- docker-compose build –no-cache kafka3
- docker-compose up -d
- Check your Docker Desktop Application to make sure everything is running (5/5). If any aren’t, try clicking the play button to resume them.
- Go to the run.js file in the kafkaTest folder and read the instructions carefully. Once you run node run.js, it should create a test topic animals3 with 5 partitions that will spread across your 3 brokers. It will also write 500 messages to this topic and configure 3 consumers, A B and C at different offsets in every partition.
- You may see Kafka logs during this process, including errors. These may be normal. Let the command run fully. It will be finished when it says “disconnecting”.
How to Run the Application on Dev Mode
- The project has three folders – client, kafkaTest, server. Make sure to change directory to work in the correct folder
- To start the server
- cd server
- npm i – to install dependencies
- npm start – this will start nodemon and run the server.js file
- To start the client do the following
- cd Client
- npm i – to install dependencies
- npm run dev – this will start vite
- go to http://localhost:5173 in browser to view application
- On the app itself
- The homepage allows you to provide your Prometheus port and to monitor the overall health of the Kafka cluster (you can do 9090 if you are running the test Kafka cluster above)
- Click on Repartition on the navigation bar to use the desktop application’s Kafka topic repartitioning feature
- Provide your url to connect to your Kakfa cluster so the application can access the topic information (for the test cluster, you can do any seed broker, such as: localhost:9092)
- Once connected, use the search bar to find your topic and click on it to select and submit the topic for repartitioning.
- After you submit the topic you selected you’ll receive information on that topic, including the topic name you selected, the number of partitions it currently has, and the minimum number of partitions it should have.
- Fill out the form with the new topic name, the number of partitions (this cannot be less than the minimum number of partitions provided, and the replication factor.

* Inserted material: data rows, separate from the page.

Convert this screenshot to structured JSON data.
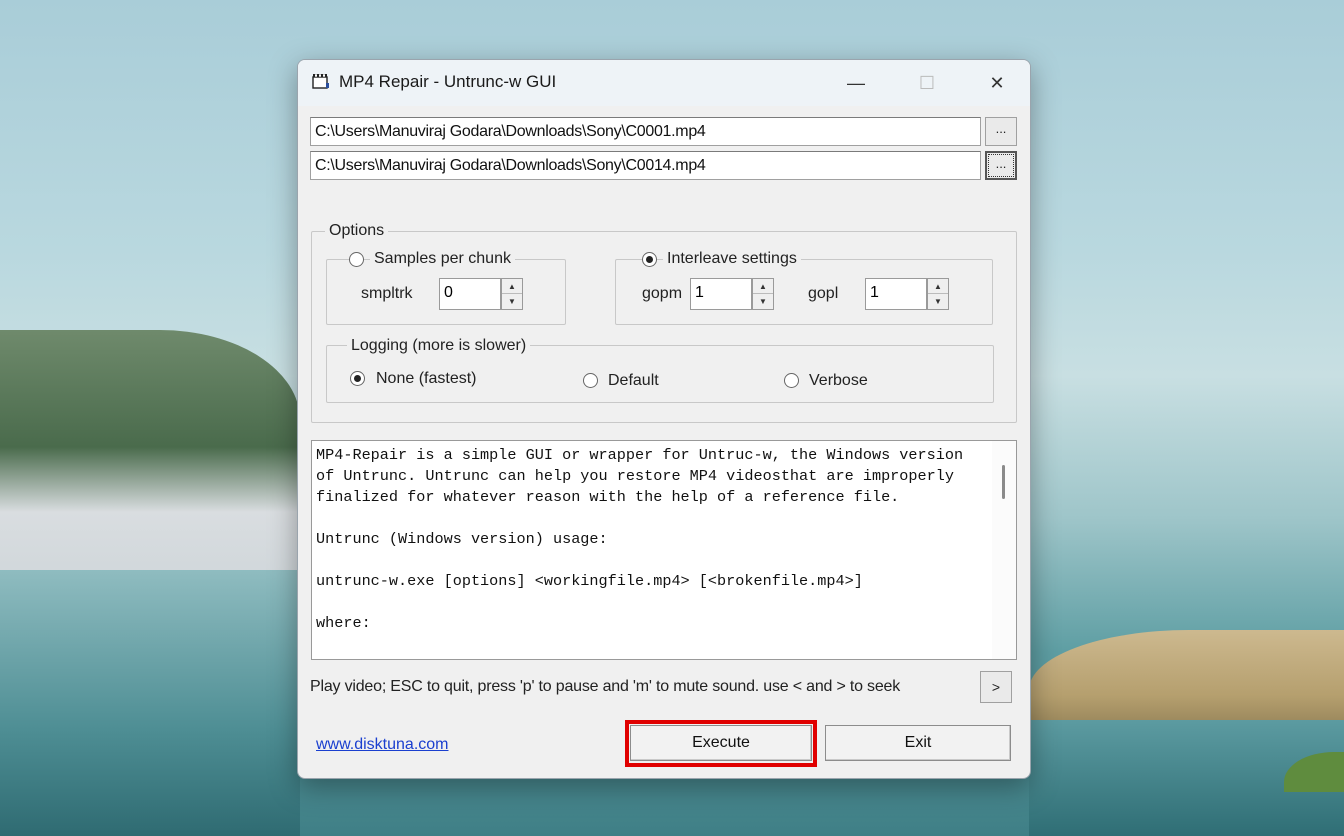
{
  "window": {
    "title": "MP4 Repair - Untrunc-w GUI",
    "minimize_glyph": "—",
    "maximize_glyph": "☐",
    "close_glyph": "✕"
  },
  "files": {
    "working_file": "C:\\Users\\Manuviraj Godara\\Downloads\\Sony\\C0001.mp4",
    "broken_file": "C:\\Users\\Manuviraj Godara\\Downloads\\Sony\\C0014.mp4",
    "browse_label": "...",
    "browse2_label": "..."
  },
  "options": {
    "legend": "Options",
    "samples_per_chunk": {
      "label": "Samples per chunk",
      "checked": false,
      "smpltrk_label": "smpltrk",
      "smpltrk_value": "0"
    },
    "interleave": {
      "label": "Interleave settings",
      "checked": true,
      "gopm_label": "gopm",
      "gopm_value": "1",
      "gopl_label": "gopl",
      "gopl_value": "1"
    },
    "logging": {
      "legend": "Logging  (more is slower)",
      "none_label": "None (fastest)",
      "default_label": "Default",
      "verbose_label": "Verbose",
      "selected": "None (fastest)"
    }
  },
  "description": "MP4-Repair is a simple GUI or wrapper for Untruc-w, the Windows version of Untrunc. Untrunc can help you restore MP4 videosthat are improperly finalized for whatever reason with the help of a reference file.\n\nUntrunc (Windows version) usage:\n\nuntrunc-w.exe [options] <workingfile.mp4> [<brokenfile.mp4>]\n\nwhere:",
  "status": {
    "play_hint": "Play video; ESC to quit, press 'p' to pause and 'm' to mute sound. use < and > to seek",
    "play_button": ">"
  },
  "footer": {
    "link": "www.disktuna.com",
    "execute": "Execute",
    "exit": "Exit"
  },
  "colors": {
    "highlight": "#e00000",
    "link": "#1a3fcf"
  }
}
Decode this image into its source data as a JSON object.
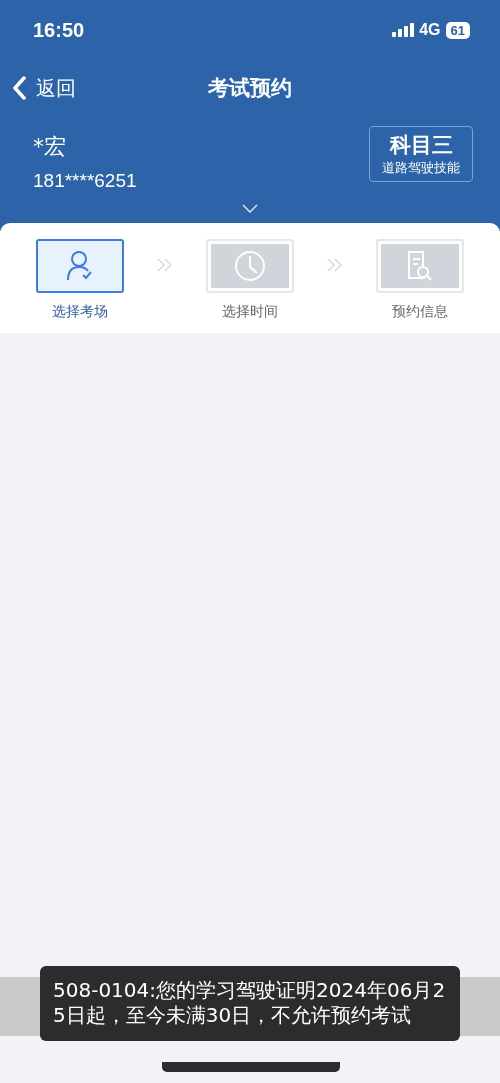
{
  "status_bar": {
    "time": "16:50",
    "network": "4G",
    "battery": "61"
  },
  "nav": {
    "back": "返回",
    "title": "考试预约"
  },
  "user": {
    "name": "*宏",
    "phone": "181****6251",
    "subject": "科目三",
    "subject_desc": "道路驾驶技能"
  },
  "steps": [
    {
      "label": "选择考场",
      "kind": "person",
      "selected": true
    },
    {
      "label": "选择时间",
      "kind": "clock",
      "selected": false
    },
    {
      "label": "预约信息",
      "kind": "document",
      "selected": false
    }
  ],
  "toast": "508-0104:您的学习驾驶证明2024年06月25日起，至今未满30日，不允许预约考试"
}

- Upon submission, a modal should open up with a loading sign. The repartitioning process can take 30 seconds or more. Once it is done, you will get the new consumer offsets.